TASK INSTRUCTIONS » Return the entries in their entirety, precisely as given.

*** RECORDS SUPPLIED ***

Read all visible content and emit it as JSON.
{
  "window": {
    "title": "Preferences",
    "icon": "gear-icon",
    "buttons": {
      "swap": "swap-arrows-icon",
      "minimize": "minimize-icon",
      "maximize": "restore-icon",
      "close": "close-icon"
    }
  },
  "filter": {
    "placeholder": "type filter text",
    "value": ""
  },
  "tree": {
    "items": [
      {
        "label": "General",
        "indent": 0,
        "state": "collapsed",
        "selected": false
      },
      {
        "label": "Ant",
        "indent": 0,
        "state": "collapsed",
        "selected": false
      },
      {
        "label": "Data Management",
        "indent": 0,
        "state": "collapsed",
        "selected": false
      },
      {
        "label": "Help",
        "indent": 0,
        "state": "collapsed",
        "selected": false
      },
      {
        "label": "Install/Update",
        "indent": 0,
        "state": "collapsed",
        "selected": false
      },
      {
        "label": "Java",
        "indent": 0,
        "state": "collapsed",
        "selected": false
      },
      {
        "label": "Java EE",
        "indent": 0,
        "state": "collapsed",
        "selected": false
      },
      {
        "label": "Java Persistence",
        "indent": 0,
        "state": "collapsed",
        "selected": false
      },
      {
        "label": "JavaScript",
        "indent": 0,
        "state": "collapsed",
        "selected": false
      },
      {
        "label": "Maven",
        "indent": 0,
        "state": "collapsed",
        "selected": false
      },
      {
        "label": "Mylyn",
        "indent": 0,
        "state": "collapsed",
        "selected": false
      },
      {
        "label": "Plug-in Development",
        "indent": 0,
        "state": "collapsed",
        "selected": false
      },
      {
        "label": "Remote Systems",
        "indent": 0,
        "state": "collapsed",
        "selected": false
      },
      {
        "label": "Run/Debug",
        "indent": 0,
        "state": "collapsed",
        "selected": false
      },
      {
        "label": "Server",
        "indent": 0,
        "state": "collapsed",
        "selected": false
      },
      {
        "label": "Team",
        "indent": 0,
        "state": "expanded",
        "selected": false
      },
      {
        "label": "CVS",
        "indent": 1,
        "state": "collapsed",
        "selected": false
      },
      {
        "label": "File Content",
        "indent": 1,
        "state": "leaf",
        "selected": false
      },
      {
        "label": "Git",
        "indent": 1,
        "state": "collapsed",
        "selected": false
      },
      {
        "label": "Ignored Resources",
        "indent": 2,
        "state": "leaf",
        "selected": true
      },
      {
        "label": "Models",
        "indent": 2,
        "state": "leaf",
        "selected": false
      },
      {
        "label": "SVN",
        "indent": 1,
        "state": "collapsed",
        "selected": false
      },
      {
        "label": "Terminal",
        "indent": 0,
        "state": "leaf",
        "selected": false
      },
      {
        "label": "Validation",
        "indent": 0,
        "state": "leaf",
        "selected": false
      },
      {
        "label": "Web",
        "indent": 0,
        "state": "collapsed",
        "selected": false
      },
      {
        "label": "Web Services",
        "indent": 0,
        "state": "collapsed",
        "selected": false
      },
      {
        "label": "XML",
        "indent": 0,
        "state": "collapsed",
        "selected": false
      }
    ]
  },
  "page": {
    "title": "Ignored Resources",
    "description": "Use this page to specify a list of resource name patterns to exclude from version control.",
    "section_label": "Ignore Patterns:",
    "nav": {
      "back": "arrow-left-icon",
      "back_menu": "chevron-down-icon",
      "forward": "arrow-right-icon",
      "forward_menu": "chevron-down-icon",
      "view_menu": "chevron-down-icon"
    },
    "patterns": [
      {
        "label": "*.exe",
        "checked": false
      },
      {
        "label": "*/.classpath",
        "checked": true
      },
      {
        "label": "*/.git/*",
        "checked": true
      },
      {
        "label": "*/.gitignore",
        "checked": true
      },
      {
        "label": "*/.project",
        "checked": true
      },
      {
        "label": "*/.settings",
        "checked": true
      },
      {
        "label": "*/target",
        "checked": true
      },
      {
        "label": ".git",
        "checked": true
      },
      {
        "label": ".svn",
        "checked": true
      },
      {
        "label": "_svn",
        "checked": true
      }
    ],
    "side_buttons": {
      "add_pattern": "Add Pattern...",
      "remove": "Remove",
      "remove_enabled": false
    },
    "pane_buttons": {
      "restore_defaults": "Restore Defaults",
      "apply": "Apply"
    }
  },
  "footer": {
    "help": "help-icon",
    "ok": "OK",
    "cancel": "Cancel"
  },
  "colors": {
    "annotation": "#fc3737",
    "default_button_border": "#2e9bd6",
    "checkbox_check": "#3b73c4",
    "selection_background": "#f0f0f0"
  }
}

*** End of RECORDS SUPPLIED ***

RESPONSE BELOW »
Read all visible content and emit it as JSON.
{
  "window": {
    "title": "Preferences",
    "icon": "gear-icon",
    "buttons": {
      "swap": "swap-arrows-icon",
      "minimize": "minimize-icon",
      "maximize": "restore-icon",
      "close": "close-icon"
    }
  },
  "filter": {
    "placeholder": "type filter text",
    "value": ""
  },
  "tree": {
    "items": [
      {
        "label": "General",
        "indent": 0,
        "state": "collapsed",
        "selected": false
      },
      {
        "label": "Ant",
        "indent": 0,
        "state": "collapsed",
        "selected": false
      },
      {
        "label": "Data Management",
        "indent": 0,
        "state": "collapsed",
        "selected": false
      },
      {
        "label": "Help",
        "indent": 0,
        "state": "collapsed",
        "selected": false
      },
      {
        "label": "Install/Update",
        "indent": 0,
        "state": "collapsed",
        "selected": false
      },
      {
        "label": "Java",
        "indent": 0,
        "state": "collapsed",
        "selected": false
      },
      {
        "label": "Java EE",
        "indent": 0,
        "state": "collapsed",
        "selected": false
      },
      {
        "label": "Java Persistence",
        "indent": 0,
        "state": "collapsed",
        "selected": false
      },
      {
        "label": "JavaScript",
        "indent": 0,
        "state": "collapsed",
        "selected": false
      },
      {
        "label": "Maven",
        "indent": 0,
        "state": "collapsed",
        "selected": false
      },
      {
        "label": "Mylyn",
        "indent": 0,
        "state": "collapsed",
        "selected": false
      },
      {
        "label": "Plug-in Development",
        "indent": 0,
        "state": "collapsed",
        "selected": false
      },
      {
        "label": "Remote Systems",
        "indent": 0,
        "state": "collapsed",
        "selected": false
      },
      {
        "label": "Run/Debug",
        "indent": 0,
        "state": "collapsed",
        "selected": false
      },
      {
        "label": "Server",
        "indent": 0,
        "state": "collapsed",
        "selected": false
      },
      {
        "label": "Team",
        "indent": 0,
        "state": "expanded",
        "selected": false
      },
      {
        "label": "CVS",
        "indent": 1,
        "state": "collapsed",
        "selected": false
      },
      {
        "label": "File Content",
        "indent": 1,
        "state": "leaf",
        "selected": false
      },
      {
        "label": "Git",
        "indent": 1,
        "state": "collapsed",
        "selected": false
      },
      {
        "label": "Ignored Resources",
        "indent": 2,
        "state": "leaf",
        "selected": true
      },
      {
        "label": "Models",
        "indent": 2,
        "state": "leaf",
        "selected": false
      },
      {
        "label": "SVN",
        "indent": 1,
        "state": "collapsed",
        "selected": false
      },
      {
        "label": "Terminal",
        "indent": 0,
        "state": "leaf",
        "selected": false
      },
      {
        "label": "Validation",
        "indent": 0,
        "state": "leaf",
        "selected": false
      },
      {
        "label": "Web",
        "indent": 0,
        "state": "collapsed",
        "selected": false
      },
      {
        "label": "Web Services",
        "indent": 0,
        "state": "collapsed",
        "selected": false
      },
      {
        "label": "XML",
        "indent": 0,
        "state": "collapsed",
        "selected": false
      }
    ]
  },
  "page": {
    "title": "Ignored Resources",
    "description": "Use this page to specify a list of resource name patterns to exclude from version control.",
    "section_label": "Ignore Patterns:",
    "nav": {
      "back": "arrow-left-icon",
      "back_menu": "chevron-down-icon",
      "forward": "arrow-right-icon",
      "forward_menu": "chevron-down-icon",
      "view_menu": "chevron-down-icon"
    },
    "patterns": [
      {
        "label": "*.exe",
        "checked": false
      },
      {
        "label": "*/.classpath",
        "checked": true
      },
      {
        "label": "*/.git/*",
        "checked": true
      },
      {
        "label": "*/.gitignore",
        "checked": true
      },
      {
        "label": "*/.project",
        "checked": true
      },
      {
        "label": "*/.settings",
        "checked": true
      },
      {
        "label": "*/target",
        "checked": true
      },
      {
        "label": ".git",
        "checked": true
      },
      {
        "label": ".svn",
        "checked": true
      },
      {
        "label": "_svn",
        "checked": true
      }
    ],
    "side_buttons": {
      "add_pattern": "Add Pattern...",
      "remove": "Remove",
      "remove_enabled": false
    },
    "pane_buttons": {
      "restore_defaults": "Restore Defaults",
      "apply": "Apply"
    }
  },
  "footer": {
    "help": "help-icon",
    "ok": "OK",
    "cancel": "Cancel"
  },
  "colors": {
    "annotation": "#fc3737",
    "default_button_border": "#2e9bd6",
    "checkbox_check": "#3b73c4",
    "selection_background": "#f0f0f0"
  }
}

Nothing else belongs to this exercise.